Since electric radiant flooring is connected directly to the home's power supply, there's no need for a boiler or water heater dedicated to the system. This means you're better off with electric coils if you're only adding a radiant system to a single bathroom or a small part of the home. Adding extra equipment for such a small space doesn't make sense, and many homeowners in relatively warm climates only want warm floors in the bathrooms and bedrooms. Tiny homes are also better served by electric systems since there's not much spare space for installing a boiler.

Lower Overall Costs
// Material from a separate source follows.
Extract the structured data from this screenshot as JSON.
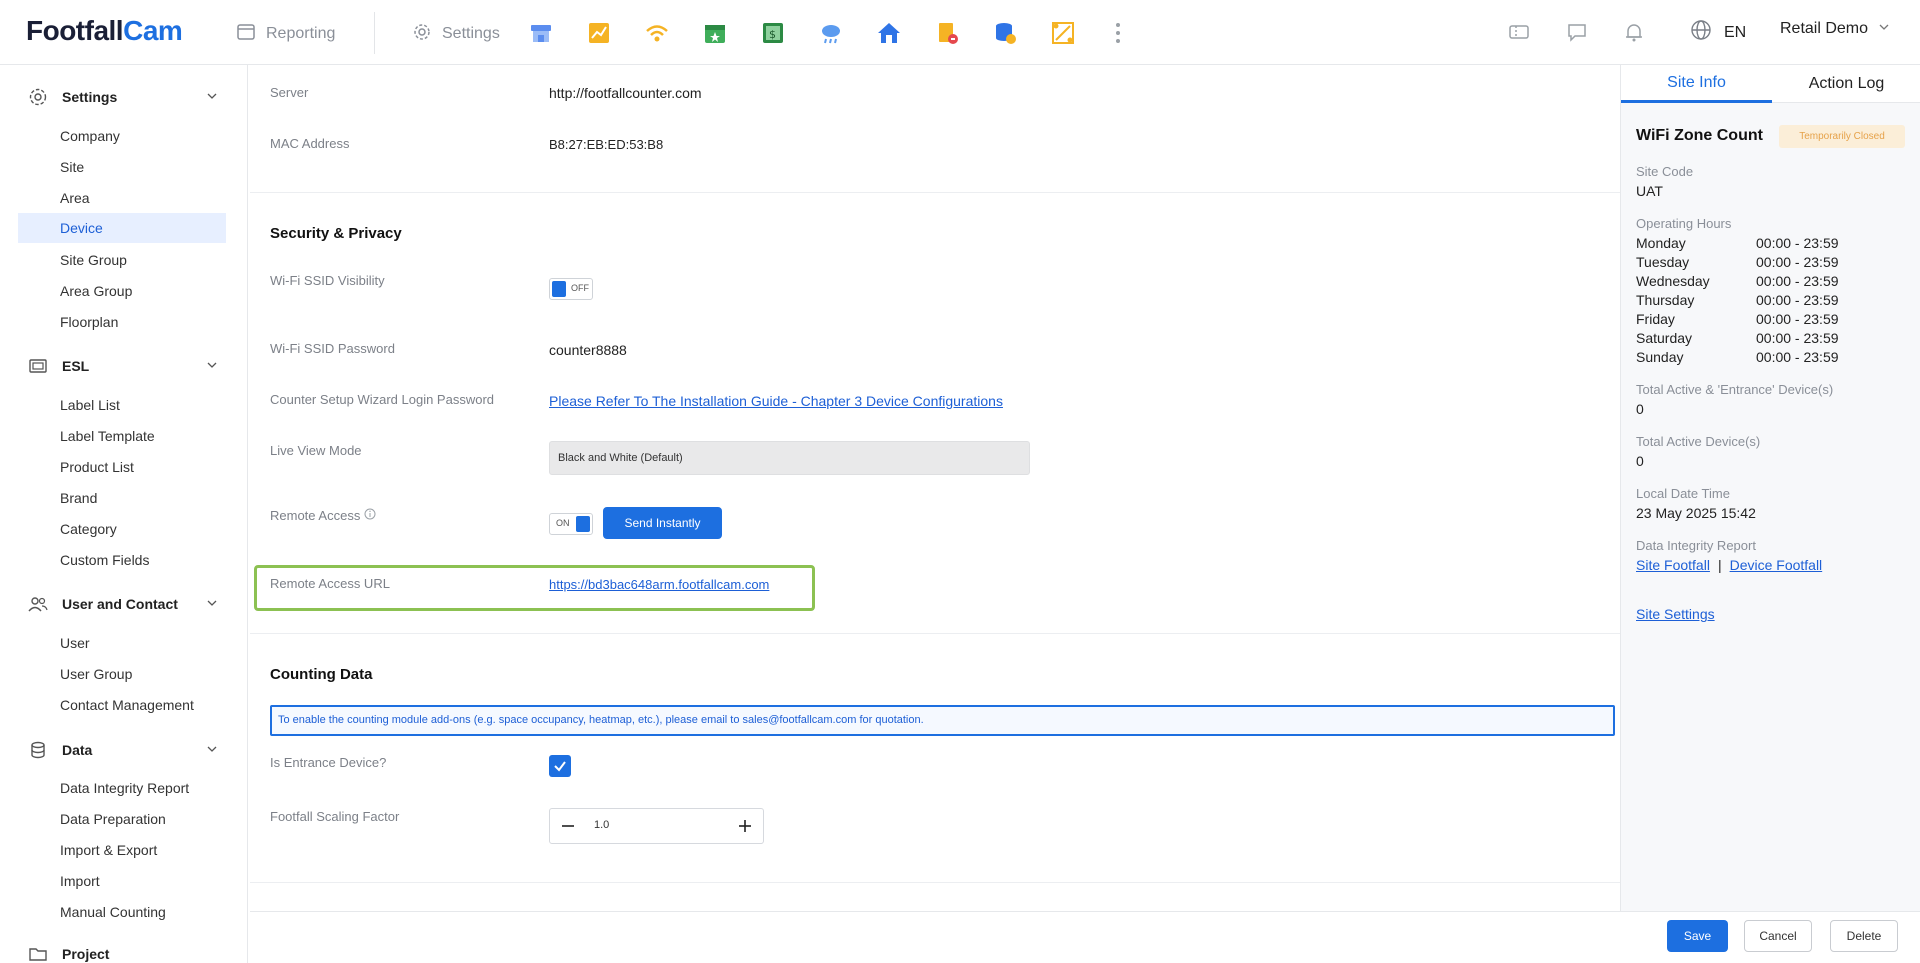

Don't have a lot of money to invest in a major home renovation project? Stick with electric radiant flooring to control your costs. Both the parts and labor cost less for these systems, not to mention the savings on a water heater. If you're a skilled DIY savvy homeowner, you may even be able to lay the heating cables or mats yourself under the subflooring. Make sure you have your work inspected before you connect the power cable to your home's wiring if you decide to tackle part of the installation yourself. As with any electrical project, you need a professional to sign off on your handiwork.

Faster Installation Times

Since there's no pipes to carefully slope and check fittings for leaks, the installation of heating elements powered directly by electricity goes a lot faster. Want to get your bathroom or guest room renovation done in time for guests to visit in a month or two? An electric radiant floor should be done well within that deadline, while a hydronic system may still be in the planning or troubleshooting stages at that point. When you're deciding to upgrade your home's heating just a few weeks before the first snowfall of the year, you're also more likely to be able to book a professional installation crew for a faster project like an electric cable installation.

Heat Storage Options

Finally, you don't have to sacrifice the ambient heating effect just by switching to electric coils. If you embed the cables or mats in a solid layer of concrete, the heat is absorbed into the solid mass and released slowly throughout the day. The water in hydronic systems offers a similar effect, but it's much more short-lived. You can always top the concrete slab with hardwoods, tile, natural stone, or other types of resilient flooring to continue the heat transfer if you don't want to finish the concrete itself into a stylish floor.

For more insights on your installation options, contact companies like Custom Comfort that work with radiant heat flooring.